Arthur C Clarke once said that “Any sufficiently advanced technology is indistinguishable from magic.” Had he been an elk hunter he’d have known that no technology, advanced or otherwise, knows the half of it. There is nothing so magical as elk apparating from the pre-dawn grayness. With a naked eye or through German glass, the trick is the same and equally incredible… first there are only park and cold, timber and wind, meadow and loneliness and then, inexplicably, there are elk.
I was nestled alone in the snow below a high rib of limestone last October, when a band of cows and calves took shape from the gloom. At 400 or 500 yards I could keep the group in sight but the individual elk disappeared and reappeared, without ever seeming to move, like so many twinkling Christmas lights. I crept closer and reestablished my rest. With dawn and proximity the Elk became less ethereal, if not altogether reliable. Taking inventory and trying to intuit the group’s distribution over the half-seen terrain, I could now see motion – a head lowered here, a few gliding steps there. Minute by minute the elk became more real, and with their tangibility grew my confidence that the cows and calves were alone, that they had no escort. Then he was there, and with a grunt and a cough and wide swing of his antlers he was gone again, chasing his harem off the ridge, a second trick completed before I could marvel at his first.
Then the ventriloquism. I followed his voice for hours, close enough at times to taste a dank musk in the back of my throat and hear the labored rasps that followed his bugles.

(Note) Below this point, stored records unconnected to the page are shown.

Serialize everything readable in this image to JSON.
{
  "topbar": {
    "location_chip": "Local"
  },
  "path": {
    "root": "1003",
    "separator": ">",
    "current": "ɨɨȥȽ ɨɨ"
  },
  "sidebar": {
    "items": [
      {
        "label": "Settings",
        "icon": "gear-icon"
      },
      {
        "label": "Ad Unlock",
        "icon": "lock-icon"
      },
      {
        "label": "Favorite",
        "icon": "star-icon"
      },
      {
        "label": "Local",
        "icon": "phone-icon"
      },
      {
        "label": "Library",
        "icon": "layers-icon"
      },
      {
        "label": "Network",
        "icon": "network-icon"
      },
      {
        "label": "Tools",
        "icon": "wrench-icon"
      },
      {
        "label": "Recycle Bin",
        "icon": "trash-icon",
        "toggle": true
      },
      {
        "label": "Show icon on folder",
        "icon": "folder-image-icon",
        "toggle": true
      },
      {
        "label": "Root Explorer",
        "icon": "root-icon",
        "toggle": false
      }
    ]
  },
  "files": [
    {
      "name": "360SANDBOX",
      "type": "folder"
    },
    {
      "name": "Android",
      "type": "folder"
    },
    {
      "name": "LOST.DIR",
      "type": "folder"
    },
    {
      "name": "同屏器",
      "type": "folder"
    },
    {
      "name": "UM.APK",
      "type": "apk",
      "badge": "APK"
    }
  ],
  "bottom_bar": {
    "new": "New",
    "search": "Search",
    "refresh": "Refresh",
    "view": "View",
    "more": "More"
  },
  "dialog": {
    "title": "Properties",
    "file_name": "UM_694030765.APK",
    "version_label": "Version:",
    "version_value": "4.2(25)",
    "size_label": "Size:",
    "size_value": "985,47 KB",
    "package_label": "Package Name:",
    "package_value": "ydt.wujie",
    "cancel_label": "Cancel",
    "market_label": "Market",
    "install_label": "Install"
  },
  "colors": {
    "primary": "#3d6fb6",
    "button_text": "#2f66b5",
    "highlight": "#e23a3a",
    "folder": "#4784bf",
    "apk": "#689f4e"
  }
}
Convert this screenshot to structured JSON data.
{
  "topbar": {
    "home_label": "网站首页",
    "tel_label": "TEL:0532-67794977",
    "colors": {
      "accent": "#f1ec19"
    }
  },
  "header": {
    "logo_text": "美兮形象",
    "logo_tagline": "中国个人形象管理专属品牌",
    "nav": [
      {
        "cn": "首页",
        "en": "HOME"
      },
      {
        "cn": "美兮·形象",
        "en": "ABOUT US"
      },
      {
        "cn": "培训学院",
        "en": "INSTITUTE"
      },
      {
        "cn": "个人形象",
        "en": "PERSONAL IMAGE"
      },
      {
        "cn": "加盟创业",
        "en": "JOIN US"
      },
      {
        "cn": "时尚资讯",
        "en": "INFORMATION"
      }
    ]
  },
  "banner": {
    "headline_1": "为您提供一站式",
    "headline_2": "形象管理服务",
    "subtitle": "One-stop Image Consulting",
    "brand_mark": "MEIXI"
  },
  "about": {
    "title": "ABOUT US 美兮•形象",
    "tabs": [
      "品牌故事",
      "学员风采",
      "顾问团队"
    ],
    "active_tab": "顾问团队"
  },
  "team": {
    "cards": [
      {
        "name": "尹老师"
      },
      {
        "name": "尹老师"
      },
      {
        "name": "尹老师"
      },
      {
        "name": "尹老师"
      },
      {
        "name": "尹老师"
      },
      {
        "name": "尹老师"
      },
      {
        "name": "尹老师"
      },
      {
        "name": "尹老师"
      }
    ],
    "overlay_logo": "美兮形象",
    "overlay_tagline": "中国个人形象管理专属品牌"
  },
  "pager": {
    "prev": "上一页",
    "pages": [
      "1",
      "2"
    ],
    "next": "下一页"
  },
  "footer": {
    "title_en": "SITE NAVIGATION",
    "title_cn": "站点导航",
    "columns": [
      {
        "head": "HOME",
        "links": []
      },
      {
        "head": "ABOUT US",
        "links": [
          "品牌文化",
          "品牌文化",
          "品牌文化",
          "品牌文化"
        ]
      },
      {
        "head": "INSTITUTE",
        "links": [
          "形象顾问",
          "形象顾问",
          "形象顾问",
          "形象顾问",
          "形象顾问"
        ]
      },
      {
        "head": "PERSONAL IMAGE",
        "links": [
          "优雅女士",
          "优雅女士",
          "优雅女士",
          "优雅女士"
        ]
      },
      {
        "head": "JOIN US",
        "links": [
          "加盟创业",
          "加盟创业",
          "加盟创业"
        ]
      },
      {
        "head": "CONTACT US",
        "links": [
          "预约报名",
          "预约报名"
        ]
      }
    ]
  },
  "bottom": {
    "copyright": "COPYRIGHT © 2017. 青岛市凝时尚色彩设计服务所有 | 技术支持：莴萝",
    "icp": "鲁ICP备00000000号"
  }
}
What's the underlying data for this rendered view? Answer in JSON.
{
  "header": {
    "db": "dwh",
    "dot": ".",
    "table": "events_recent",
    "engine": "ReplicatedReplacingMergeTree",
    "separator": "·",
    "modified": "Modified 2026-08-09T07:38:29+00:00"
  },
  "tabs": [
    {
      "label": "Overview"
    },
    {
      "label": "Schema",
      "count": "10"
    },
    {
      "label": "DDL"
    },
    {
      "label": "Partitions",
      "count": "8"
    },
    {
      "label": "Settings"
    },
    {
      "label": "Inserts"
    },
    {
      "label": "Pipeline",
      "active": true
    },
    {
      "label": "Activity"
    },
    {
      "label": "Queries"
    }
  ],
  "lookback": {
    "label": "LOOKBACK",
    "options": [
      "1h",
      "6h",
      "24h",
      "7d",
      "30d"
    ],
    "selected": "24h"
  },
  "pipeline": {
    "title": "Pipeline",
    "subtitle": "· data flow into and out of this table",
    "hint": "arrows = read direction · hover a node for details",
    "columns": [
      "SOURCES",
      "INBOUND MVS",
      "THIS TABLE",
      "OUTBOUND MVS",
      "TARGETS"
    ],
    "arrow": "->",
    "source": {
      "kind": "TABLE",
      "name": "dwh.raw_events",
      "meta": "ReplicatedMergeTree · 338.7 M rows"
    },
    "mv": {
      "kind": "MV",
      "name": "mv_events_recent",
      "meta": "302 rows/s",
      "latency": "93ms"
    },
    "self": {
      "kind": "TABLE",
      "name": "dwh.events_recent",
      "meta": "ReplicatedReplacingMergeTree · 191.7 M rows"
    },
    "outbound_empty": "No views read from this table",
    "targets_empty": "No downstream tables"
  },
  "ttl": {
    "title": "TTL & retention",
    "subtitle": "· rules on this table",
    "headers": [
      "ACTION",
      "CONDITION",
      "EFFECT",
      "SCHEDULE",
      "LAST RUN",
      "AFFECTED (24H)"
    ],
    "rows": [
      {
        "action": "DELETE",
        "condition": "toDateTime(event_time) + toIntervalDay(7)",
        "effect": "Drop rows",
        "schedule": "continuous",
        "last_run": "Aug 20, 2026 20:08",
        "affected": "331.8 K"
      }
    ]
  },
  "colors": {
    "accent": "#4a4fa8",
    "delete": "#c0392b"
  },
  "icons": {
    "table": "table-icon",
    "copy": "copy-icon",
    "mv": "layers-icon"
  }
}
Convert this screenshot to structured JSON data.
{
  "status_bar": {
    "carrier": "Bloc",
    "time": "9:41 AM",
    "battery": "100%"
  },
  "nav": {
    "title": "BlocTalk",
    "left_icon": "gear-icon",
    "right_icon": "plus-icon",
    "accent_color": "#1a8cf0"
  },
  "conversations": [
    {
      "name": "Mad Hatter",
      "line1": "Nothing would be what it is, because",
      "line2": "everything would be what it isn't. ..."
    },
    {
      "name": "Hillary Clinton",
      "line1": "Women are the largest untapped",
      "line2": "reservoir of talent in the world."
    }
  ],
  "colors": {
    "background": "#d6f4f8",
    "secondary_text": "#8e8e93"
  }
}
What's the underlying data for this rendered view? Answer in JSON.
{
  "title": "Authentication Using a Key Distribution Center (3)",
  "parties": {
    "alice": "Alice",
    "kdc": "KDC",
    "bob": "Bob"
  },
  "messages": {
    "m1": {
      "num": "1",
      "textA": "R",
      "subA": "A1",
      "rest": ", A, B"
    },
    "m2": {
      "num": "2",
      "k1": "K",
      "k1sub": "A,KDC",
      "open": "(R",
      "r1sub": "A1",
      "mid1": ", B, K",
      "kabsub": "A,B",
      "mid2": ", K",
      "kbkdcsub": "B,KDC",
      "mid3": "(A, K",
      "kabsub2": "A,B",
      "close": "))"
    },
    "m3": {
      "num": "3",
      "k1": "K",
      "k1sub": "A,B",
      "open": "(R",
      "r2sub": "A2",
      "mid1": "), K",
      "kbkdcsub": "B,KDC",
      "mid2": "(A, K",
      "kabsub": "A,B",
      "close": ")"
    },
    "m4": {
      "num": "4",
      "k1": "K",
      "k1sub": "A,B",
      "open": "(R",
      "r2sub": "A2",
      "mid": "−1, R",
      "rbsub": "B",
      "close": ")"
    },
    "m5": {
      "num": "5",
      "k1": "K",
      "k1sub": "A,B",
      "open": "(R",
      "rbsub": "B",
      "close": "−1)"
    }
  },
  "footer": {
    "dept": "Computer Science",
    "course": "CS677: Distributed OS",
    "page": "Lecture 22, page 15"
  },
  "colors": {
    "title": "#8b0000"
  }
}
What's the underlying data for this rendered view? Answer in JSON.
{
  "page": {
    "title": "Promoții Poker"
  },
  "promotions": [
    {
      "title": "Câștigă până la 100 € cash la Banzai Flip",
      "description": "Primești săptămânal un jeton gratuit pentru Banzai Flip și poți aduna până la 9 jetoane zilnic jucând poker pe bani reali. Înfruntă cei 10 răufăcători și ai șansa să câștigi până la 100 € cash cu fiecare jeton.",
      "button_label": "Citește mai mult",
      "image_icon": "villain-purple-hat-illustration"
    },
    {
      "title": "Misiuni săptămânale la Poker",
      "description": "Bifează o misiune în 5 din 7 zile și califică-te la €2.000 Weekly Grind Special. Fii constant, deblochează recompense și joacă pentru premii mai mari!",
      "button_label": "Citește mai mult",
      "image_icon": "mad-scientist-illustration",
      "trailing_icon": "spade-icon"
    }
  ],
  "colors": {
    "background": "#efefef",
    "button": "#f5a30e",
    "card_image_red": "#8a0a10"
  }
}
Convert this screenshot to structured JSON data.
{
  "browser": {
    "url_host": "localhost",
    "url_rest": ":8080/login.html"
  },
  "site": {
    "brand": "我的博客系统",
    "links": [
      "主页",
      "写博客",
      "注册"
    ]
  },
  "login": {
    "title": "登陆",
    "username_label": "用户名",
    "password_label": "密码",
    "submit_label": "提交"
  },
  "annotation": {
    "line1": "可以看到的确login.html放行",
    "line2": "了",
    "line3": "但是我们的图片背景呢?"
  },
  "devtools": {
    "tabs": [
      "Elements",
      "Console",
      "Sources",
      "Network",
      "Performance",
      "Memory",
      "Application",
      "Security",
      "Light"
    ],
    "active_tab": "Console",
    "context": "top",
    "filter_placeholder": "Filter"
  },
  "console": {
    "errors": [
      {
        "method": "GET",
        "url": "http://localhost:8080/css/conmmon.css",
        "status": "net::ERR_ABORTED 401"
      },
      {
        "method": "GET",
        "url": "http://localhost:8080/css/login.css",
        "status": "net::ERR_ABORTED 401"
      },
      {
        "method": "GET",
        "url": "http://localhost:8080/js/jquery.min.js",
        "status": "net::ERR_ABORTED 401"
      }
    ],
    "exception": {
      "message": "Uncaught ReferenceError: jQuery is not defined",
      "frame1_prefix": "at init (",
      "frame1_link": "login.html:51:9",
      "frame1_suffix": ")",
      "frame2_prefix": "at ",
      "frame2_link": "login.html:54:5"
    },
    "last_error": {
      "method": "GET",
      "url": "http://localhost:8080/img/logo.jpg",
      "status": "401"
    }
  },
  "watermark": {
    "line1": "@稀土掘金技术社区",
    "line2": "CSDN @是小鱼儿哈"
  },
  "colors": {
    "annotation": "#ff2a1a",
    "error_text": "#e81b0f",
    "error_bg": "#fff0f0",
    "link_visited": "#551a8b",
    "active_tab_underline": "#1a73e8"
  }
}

But I never laid eyes on him again. When, in late afternoon, the cows filed from a line of broken timber a young raghorn followed them out. With the lead cow nearly on top of me, and the window of opportunity closing fast, I convinced myself that it was this bull I’d been talking to all day, not the big patriarch, and knowing that opportunities are few and fleeting, I took him. The magician let me know I was mistaken, 30 seconds later, with another bugle.
Though less captivating, there is a certain mystery in the elk license lottery too. I didn’t draw my first choice this year. That means I’ll be reappearing in that shifty old guy’s neighborhood again real soon.